All the superlatives one hears about Chiang Mai are true.
What had always struck me about Chiang Mai is that it is so strongly recommended by travelers with so many different interests and priorities. The city lovers and the city haters; the history buffs and the trekkers; the young backpackers and the mature comfort seekers – all had such high praise. How could it be that one place was so satisfying to so many different types of travelers?
As the bus from Sukhothai neared our destination, my priority was to make some choices regarding accommodations. Though I had several recommendations, none really stood out, so as we crossed the central plains then began to climb gradually up into the northern hills, I studied the city maps.
I always prefer to wander a city on foot, so decided on the area just east of the Old City. This allowed easy access to the river, the Night Bazaar, the original market Talot Warorot, and of course the densely packed and fascinating Old City, defined by its beautifully restored moats and gates, and by the faint remnants of brick walls.
By the time the bus pulled into the Chiang Mai station, I had located a promising listing in the Lonely Planet and organized a room there using my black market cell phone (bmcp). The next task was finding my way to the small, unassuming Sarah Guesthouse.
Easiest and most costly would be a taxi or a private tuktuk. Least expensive and perfectly adequate would be a shared songthaew which will carry perhaps a dozen people with luggage. But by the time I reach the waiting songthaews, the next to leave is about to depart. The songthaews only leave when full, oh make that overfull. This is Asia after all.

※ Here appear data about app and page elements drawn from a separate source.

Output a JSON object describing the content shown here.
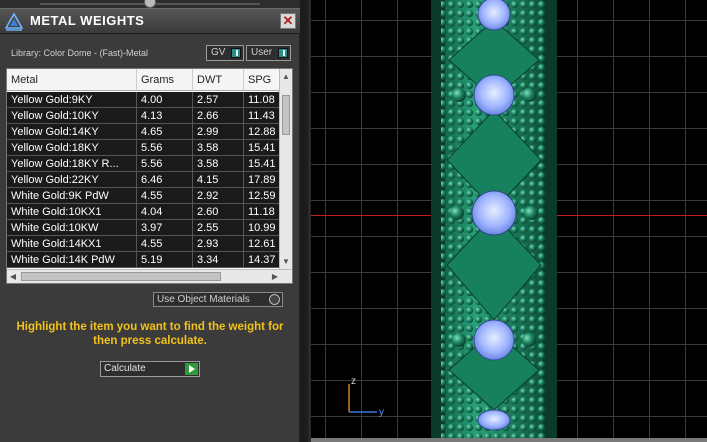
{
  "window": {
    "title": "METAL WEIGHTS",
    "close_glyph": "✕",
    "title_icon": "metal-weights-logo-icon"
  },
  "library": {
    "label": "Library: Color Dome - (Fast)-Metal",
    "toggles": [
      {
        "label": "GV"
      },
      {
        "label": "User"
      }
    ]
  },
  "table": {
    "columns": [
      "Metal",
      "Grams",
      "DWT",
      "SPG"
    ],
    "rows": [
      [
        "Yellow Gold:9KY",
        "4.00",
        "2.57",
        "11.08"
      ],
      [
        "Yellow Gold:10KY",
        "4.13",
        "2.66",
        "11.43"
      ],
      [
        "Yellow Gold:14KY",
        "4.65",
        "2.99",
        "12.88"
      ],
      [
        "Yellow Gold:18KY",
        "5.56",
        "3.58",
        "15.41"
      ],
      [
        "Yellow Gold:18KY R...",
        "5.56",
        "3.58",
        "15.41"
      ],
      [
        "Yellow Gold:22KY",
        "6.46",
        "4.15",
        "17.89"
      ],
      [
        "White Gold:9K PdW",
        "4.55",
        "2.92",
        "12.59"
      ],
      [
        "White Gold:10KX1",
        "4.04",
        "2.60",
        "11.18"
      ],
      [
        "White Gold:10KW",
        "3.97",
        "2.55",
        "10.99"
      ],
      [
        "White Gold:14KX1",
        "4.55",
        "2.93",
        "12.61"
      ],
      [
        "White Gold:14K PdW",
        "5.19",
        "3.34",
        "14.37"
      ]
    ]
  },
  "use_object_materials": "Use Object Materials",
  "hint": "Highlight the item you want to find the weight for then press calculate.",
  "calculate_button": "Calculate",
  "viewport": {
    "axis_labels": {
      "z": "z",
      "y": "y"
    },
    "colors": {
      "metal": "#1f8a66",
      "gem": "#9db3ff",
      "grid": "#3a3a3a",
      "axis_red": "#c02020",
      "highlight_text": "#f2c21b"
    }
  }
}
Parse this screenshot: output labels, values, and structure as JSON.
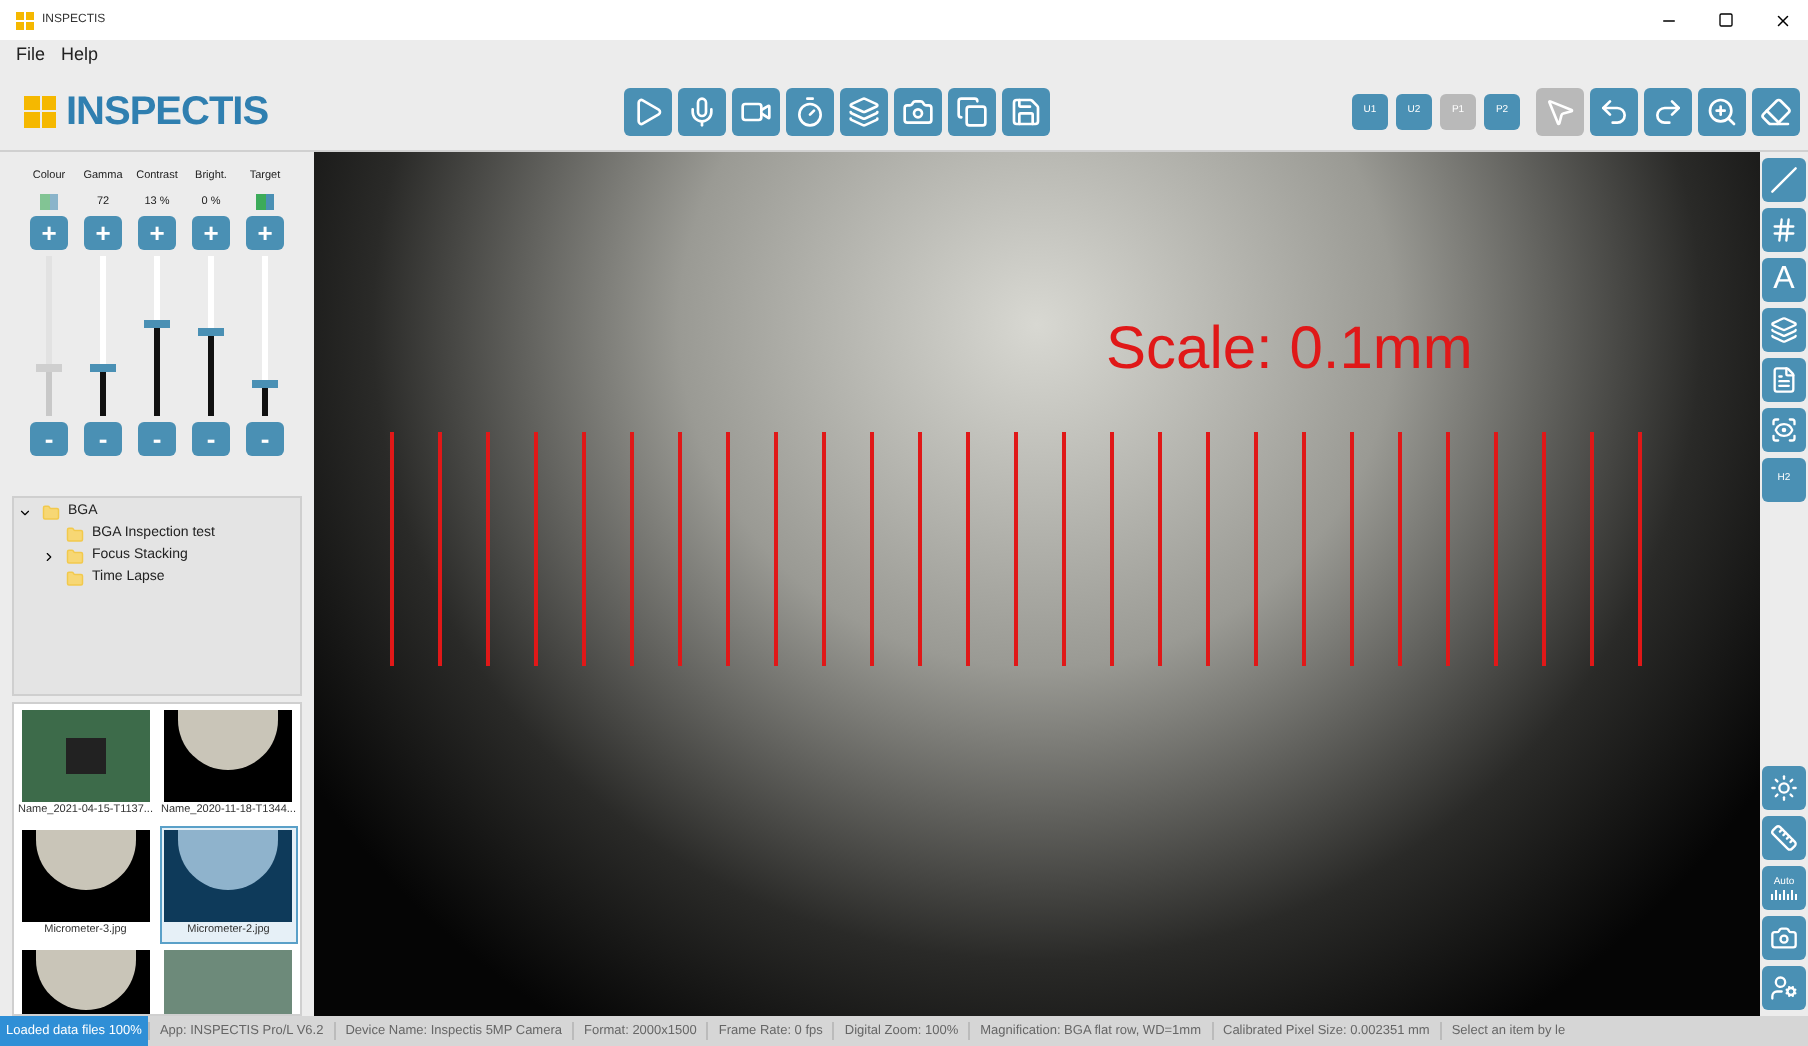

There are three of us now, waiting in the next vehicle in the queue and who knows when the next bus will arrive; we are facing possibly a very long wait. A little lateral thinking comes into play. We find that the three of us can just squeeze into one tuktuk, so off we go. I am dropped at my guesthouse, and the couple I have shared with continue on to some place the driver will prefer as he will be able to get a commission for bringing in new guests.
Chiang Mai has many guesthouses, far too many really. Practically every residence in or near the Old City now takes in tourists. This one told the story for me; I guess they’d pretty much run out of new names.
Of course, in Asia the phrase you hear all time is “Same same but different.” The name, of course, implies the ‘different’, but this place doesn’t look different all and I am confident enough that it is not that I get my giggle from the sign and move on. The life blood of tourism circulates in Chiang Mai. Nearly everyone seems to run a guesthouse, a restaurant and a travel desk.
But the small guesthouse I had happened upon turns out to be a jewel. It is a cement block structure on a narrow back street, two stories high, with only six rooms on each level; simple, but entirely adequate, and quiet. There is a small garden and a pleasant covered patio with wifi.
From here there are several winding back streets. Finding my way back will turn out to be much easier in the daylight.